Walking briskly, almost at a half run, Hema loped around the track. She couldn’t believe how much space there was here – so much space to drown herself in. She loved it. Basked in it. Being alone on the track didn’t bother her – indeed she looked forward to these stolen moments at lunch. Instead of eating she would take off, run towards the track, the bottom half of her pantsuit exchanged for flowing cotton pants. Summer on the East coast was not arid like the heat of Calcutta and by the time her legs, unaccustomed to pantyhose and sneakers, hit the asphalt of the track, she was already sweating.

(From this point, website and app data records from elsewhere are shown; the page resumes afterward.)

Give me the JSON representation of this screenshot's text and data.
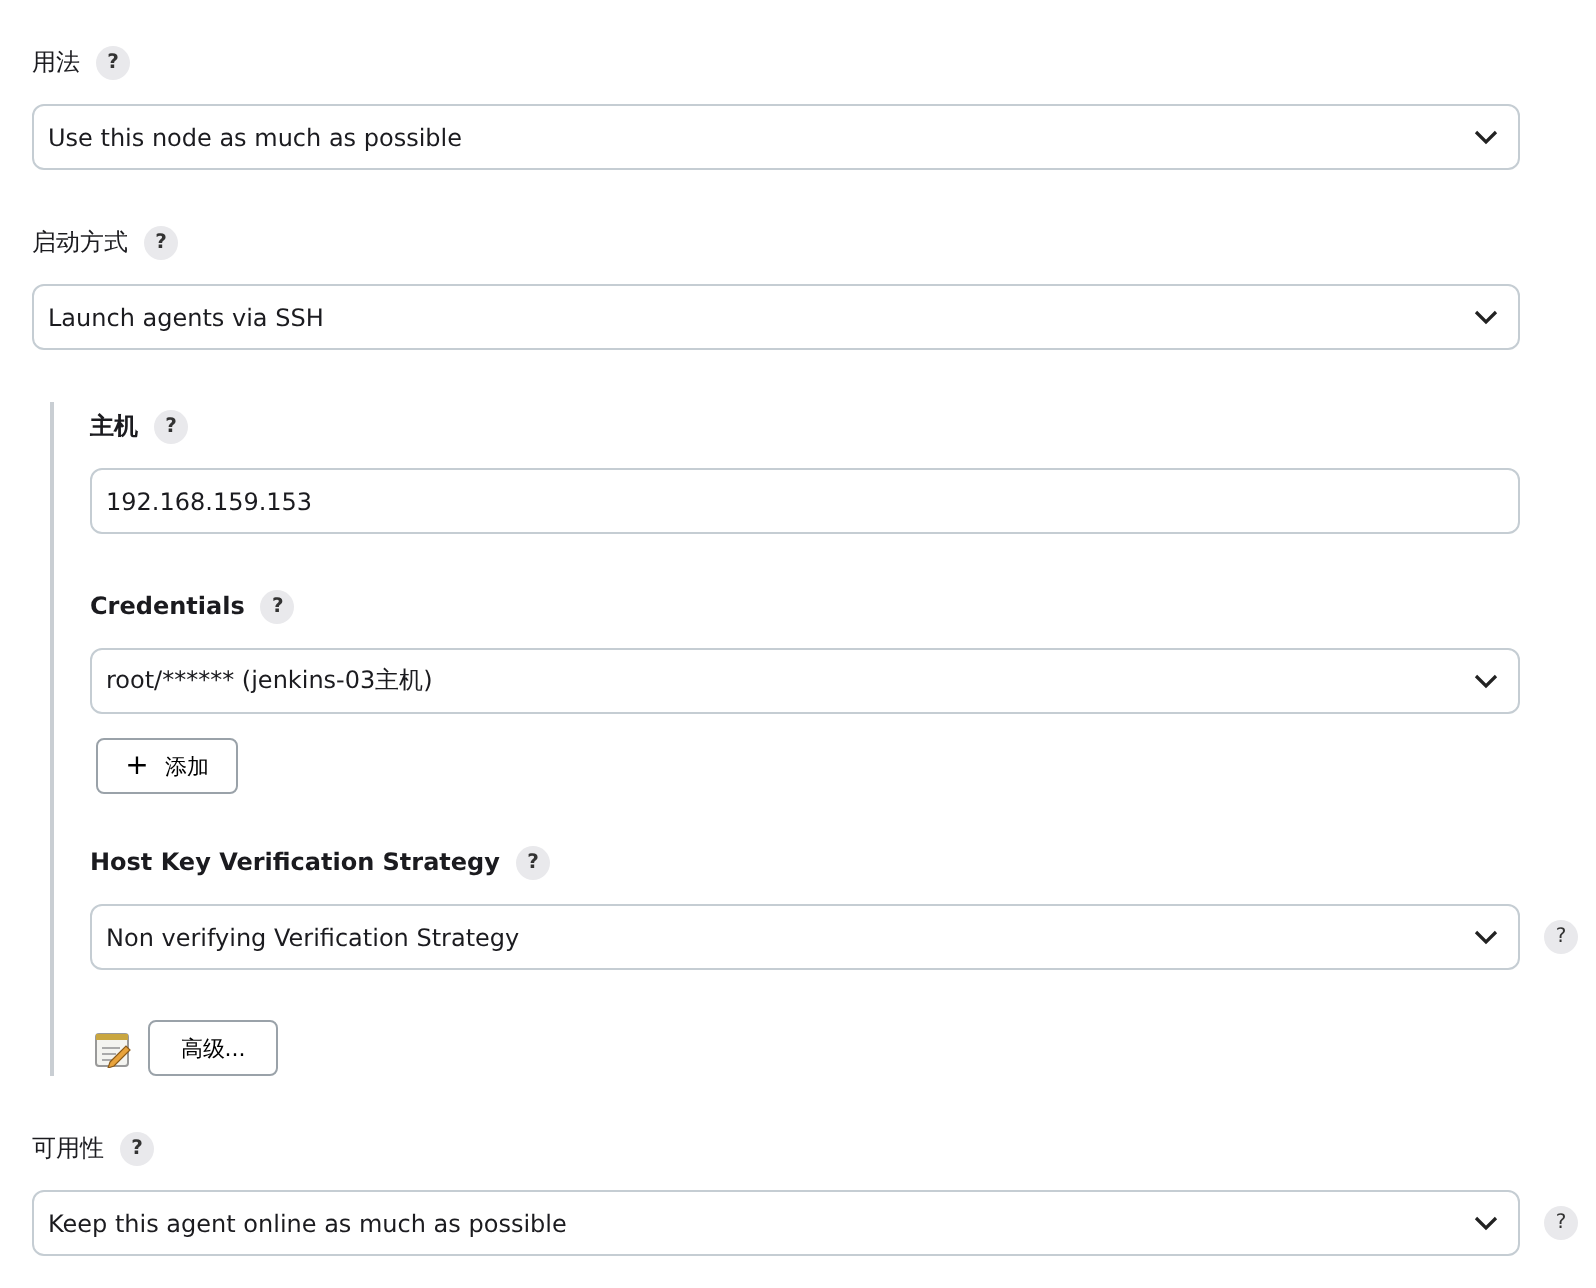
{
  "fields": [
    {
      "kind": "select",
      "label": "用法",
      "help": "?",
      "value": "Use this node as much as possible"
    },
    {
      "kind": "select",
      "label": "启动方式",
      "help": "?",
      "value": "Launch agents via SSH"
    },
    {
      "kind": "group",
      "children": [
        {
          "kind": "text",
          "label": "主机",
          "help": "?",
          "value": "192.168.159.153"
        },
        {
          "kind": "select",
          "label": "Credentials",
          "help": "?",
          "value": "root/****** (jenkins-03主机)",
          "add_button": {
            "icon": "+",
            "label": "添加"
          }
        },
        {
          "kind": "select",
          "label": "Host Key Verification Strategy",
          "help": "?",
          "value": "Non verifying Verification Strategy",
          "side_help": "?"
        },
        {
          "kind": "advanced",
          "label": "高级..."
        }
      ]
    },
    {
      "kind": "select",
      "label": "可用性",
      "help": "?",
      "value": "Keep this agent online as much as possible",
      "side_help": "?"
    }
  ]
}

The dark circles forming under her arms and around her neck would later disappear when she exchanged this twin set for a fresh one. For now however, nothing mattered but her and the silence. She tried to imagine the vastness inside her, tried to compare it to the circle of the track. She wanted to picture her lining inside, red, soft and cushiony, waiting to nourish their baby. The image was fuzzy in her head because she kept getting distracted by the doctor’s voice, “Keep trying, keep trying. There’s nothing wrong with either of you. You’re both perfectly healthy.” Hema had wanted to slap his smug face. He had beamed at them from behind a desk cluttered with pictures of a chubby boy with a toothless grin and a dimply girl in a children’s bathing suit. They were in various poses, sometimes with a woman, sometimes on their own smiling into the camera. Each picture was in its own frame. Six in all. The images of their pale white skin haunted Hema’s sleep.

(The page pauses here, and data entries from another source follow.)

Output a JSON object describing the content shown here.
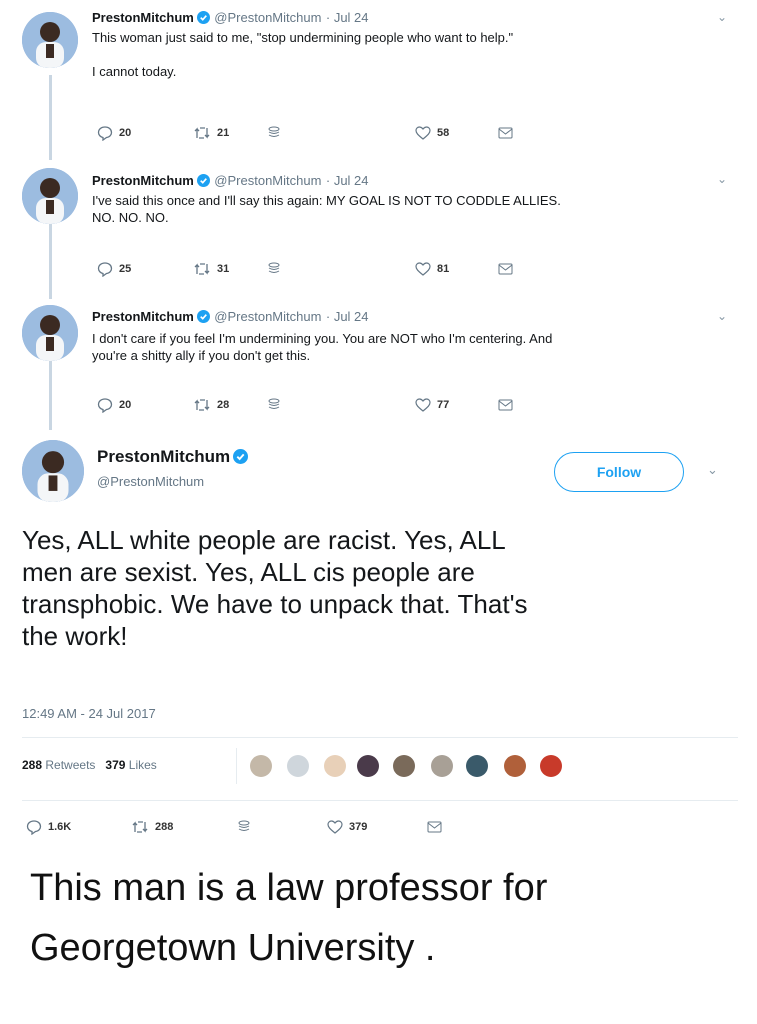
{
  "tweets": [
    {
      "name": "PrestonMitchum",
      "handle": "@PrestonMitchum",
      "date": "Jul 24",
      "lines": [
        "This woman just said to me, \"stop undermining people who want to help.\"",
        "",
        "I cannot today."
      ],
      "replies": "20",
      "retweets": "21",
      "likes": "58"
    },
    {
      "name": "PrestonMitchum",
      "handle": "@PrestonMitchum",
      "date": "Jul 24",
      "lines": [
        "I've said this once and I'll say this again: MY GOAL IS NOT TO CODDLE ALLIES.",
        "NO. NO. NO."
      ],
      "replies": "25",
      "retweets": "31",
      "likes": "81"
    },
    {
      "name": "PrestonMitchum",
      "handle": "@PrestonMitchum",
      "date": "Jul 24",
      "lines": [
        "I don't care if you feel I'm undermining you. You are NOT who I'm centering. And",
        "you're a shitty ally if you don't get this."
      ],
      "replies": "20",
      "retweets": "28",
      "likes": "77"
    }
  ],
  "main_tweet": {
    "name": "PrestonMitchum",
    "handle": "@PrestonMitchum",
    "follow_label": "Follow",
    "lines": [
      "Yes, ALL white people are racist. Yes, ALL",
      "men are sexist. Yes, ALL cis people are",
      "transphobic. We have to unpack that. That's",
      "the work!"
    ],
    "timestamp": "12:49 AM - 24 Jul 2017",
    "retweet_count": "288",
    "retweet_word": "Retweets",
    "like_count": "379",
    "like_word": "Likes",
    "replies": "1.6K",
    "retweets": "288",
    "likes": "379"
  },
  "caption": [
    "This man is a law professor for",
    "Georgetown University ."
  ],
  "colors": {
    "blue": "#1da1f2",
    "gray": "#657786",
    "text": "#14171a"
  }
}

Her legs drove her onwards; she pumped her hands as she had seen the elderly women in her neighborhood do every evening immediately after dinnertime. She could feel the cotton rubbing slightly across her hips, chafing with the rotating movement of her thighs. The shell of her twin set hung directly below her navel and she fought the urge to feel for her bellybutton. She was fascinated by this hole. Its emptiness was evidence of her lifelong debt to her mother. She tried to imagine a cord stretching from between her legs to the center of a squalling, blood-covered infant. She couldn’t. Read more of this article »

Posted in Fiction, USA